2011: Year of the lonely rabbit

When Dutch companies want to know what to expect from that great unknown entity called the future, many consult ever cheerful trend watcher Adjiedj Bakas. He talks to PHILIP HOFMAN about the year ahead.

Born in Suriname forty seven years ago to Indian parents and educated in Holland, Adjiedj Bakas has ties on three continents - Asia, South America and Europe. He sees himself as a living example of globalization. In 2005 he published his first book, an instant bestseller called “Megatrends Nederland”. Since, he has co-authored a string of internationally oriented trend books, with titles such as “Beyond the crisis”, “The future of faith” and “Living without oil”. He was voted Black Businessman of the Year in 2008, and Trend Watcher of the Year in 2009. In his outlook for 2011, Adjiedj Bakas notes that this is the year of the rabbit on the Chinese calendar, signifying beauty, sensitivity, peace and calm.
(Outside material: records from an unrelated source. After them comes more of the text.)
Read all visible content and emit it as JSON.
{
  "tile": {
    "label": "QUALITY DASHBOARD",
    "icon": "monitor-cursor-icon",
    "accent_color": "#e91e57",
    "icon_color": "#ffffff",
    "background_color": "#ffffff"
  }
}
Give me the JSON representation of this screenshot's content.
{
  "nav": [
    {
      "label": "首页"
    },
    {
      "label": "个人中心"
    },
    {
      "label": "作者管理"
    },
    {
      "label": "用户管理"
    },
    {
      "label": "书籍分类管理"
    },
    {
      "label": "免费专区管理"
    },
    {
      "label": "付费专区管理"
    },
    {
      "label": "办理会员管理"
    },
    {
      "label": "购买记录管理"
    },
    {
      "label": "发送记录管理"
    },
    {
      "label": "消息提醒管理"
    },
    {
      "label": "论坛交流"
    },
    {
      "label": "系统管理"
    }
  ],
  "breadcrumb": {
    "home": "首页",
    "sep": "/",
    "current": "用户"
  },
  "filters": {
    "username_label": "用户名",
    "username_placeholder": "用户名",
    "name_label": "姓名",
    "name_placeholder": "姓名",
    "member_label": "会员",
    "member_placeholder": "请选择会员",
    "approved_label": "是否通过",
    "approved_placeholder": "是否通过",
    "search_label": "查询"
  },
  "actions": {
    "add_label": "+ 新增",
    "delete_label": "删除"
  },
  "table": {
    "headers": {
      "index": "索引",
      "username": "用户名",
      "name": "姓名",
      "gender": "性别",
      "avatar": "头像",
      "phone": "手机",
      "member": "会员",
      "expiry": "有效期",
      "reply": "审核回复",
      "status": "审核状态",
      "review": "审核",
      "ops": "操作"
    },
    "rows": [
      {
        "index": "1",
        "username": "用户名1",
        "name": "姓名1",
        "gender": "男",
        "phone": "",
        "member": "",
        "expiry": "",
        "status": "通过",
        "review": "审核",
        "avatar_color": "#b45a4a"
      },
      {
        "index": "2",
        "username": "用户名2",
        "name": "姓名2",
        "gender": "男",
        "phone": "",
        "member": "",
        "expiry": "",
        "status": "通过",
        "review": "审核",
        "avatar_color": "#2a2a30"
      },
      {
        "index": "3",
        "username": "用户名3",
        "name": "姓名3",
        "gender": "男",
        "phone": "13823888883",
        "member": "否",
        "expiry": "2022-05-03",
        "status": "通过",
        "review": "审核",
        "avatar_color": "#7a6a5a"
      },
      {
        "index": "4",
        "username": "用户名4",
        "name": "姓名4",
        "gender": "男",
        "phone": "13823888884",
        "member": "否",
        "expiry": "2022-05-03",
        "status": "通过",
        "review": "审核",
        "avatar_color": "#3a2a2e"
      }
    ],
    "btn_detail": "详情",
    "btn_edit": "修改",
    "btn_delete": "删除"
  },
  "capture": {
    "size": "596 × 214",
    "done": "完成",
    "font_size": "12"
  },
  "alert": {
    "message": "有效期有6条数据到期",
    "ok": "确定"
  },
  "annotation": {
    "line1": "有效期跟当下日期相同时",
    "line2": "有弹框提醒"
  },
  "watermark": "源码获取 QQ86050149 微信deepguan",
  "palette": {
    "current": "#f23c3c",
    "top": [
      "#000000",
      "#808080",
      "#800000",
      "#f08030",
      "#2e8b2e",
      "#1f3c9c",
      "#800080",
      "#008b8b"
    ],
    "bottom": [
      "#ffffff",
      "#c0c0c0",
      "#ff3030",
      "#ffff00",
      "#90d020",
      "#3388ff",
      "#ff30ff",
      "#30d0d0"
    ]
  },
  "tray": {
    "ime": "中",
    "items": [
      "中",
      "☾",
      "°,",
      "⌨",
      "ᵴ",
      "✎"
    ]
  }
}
He says 2011 will be a year of “fierce emotions, toughness, meekness and new beauty.”

Is 2011 a year we can look forward to?
“Well, the rabbit is quick on its feet, this year will go fast! I think it will be a good year though. In many ways we are in the midst of a re-run of the 1980s. Back then we feared the Soviet bomb, now the Iranian bomb. In the 80s prime minister Lubbers (CDA) had to make cuts to bring government finances back to health, now Rutte (VVD) has to do the same.”

Bakas´ 2011 predictions

  • Rocky transition to new economic world order
  • Brittle economy, the crisis continues
  • Banks regain confidence, new banks emerge
  • China’s image worsens
  • Pension debate intensifies
  • More critical view of health-care economy
  • Society fragments, populism rises further
  • Tired of ‘green’ issues
  • Rise of compassionate capitalism
  • Prosperity no longer taken for granted
  • More loneliness, search for love and warmth
  • 3D becomes super hot
  • We only watch in HD
  • Google becomes an operating system
  • Nokia makes a comeback
  • Solid state drives become commonplace
  • Gadgets go green
How does that spell peace and calm?
"People seem to understand the necessity of most of the austerity measures, and are more accepting of it than elsewhere in Europe. In France you see students taking to the streets because of pension reform. It looks like Dutch students will have to pay more for their own education, but they seem fairly down to earth and realistic about it. Pensions will be stripped 
down further too. Actually, it is quite remarkable that pension reform has met with so little protest here.”

Why is that good news?
“It is good news, because we are able to adjust to a new reality. Once these issues are sorted, the 21st century can truly commence. I see a return of optimism in the business world. We are heading towards a new economy, driven by an acceleration of technology. Biotech is up and coming, just as nanotechnology and artificial intelligence. And we are only at the very beginning of making energy in a sustainable way. In any crisis you see old jobs being shed faster, like the postal workers at the moment. These jobs will be replaced by new ones in new industries soon. We have a great shortage of IT-workers, which is set to grow. I advise anybody who is unemployed to re-train for an IT-career. Another opportunity lies in 
water management. This industry already has a 500 billion USD turnover and is set to get much bigger.”

Is there any bad news for 2011?
“Political instability will continue, which is unfortunate. Particularly right now, we need a strong government, able to take important decisions. In everyday life, rudeness will get worse. Yes, we will have even less manners by the end of the year!” He lets out a burst of laughter.

Your 2011 outlook talks of fierce emotions. Have we not tired of an emotive integration debate and being angry with irresponsible bankers?
“Well, the vehemence in the integration debate will continue for some time yet. When Mr. Bolkestein [Former VVD party leader and EU commissioner] sounded the alarm about the growing hostility towards Jews here, mainly from young Moroccans, the response was quite emotional. He is absolutely right by the way. Regarding the banks, people do not get mad about that anymore. Meekness has set in. Everybody happily takes their savings to the bank again. Leaseplan Bank [a new internet bank] had to turn savers away this summer, because it had raised the capital they were looking for in no-time! People have not learned anything.” Emotions manifest themselves in other ways too, he explains. “There is more loneliness than ever. People seek warmth and love. Social networks like Facebook will remain important, but we crave physical contact with others.”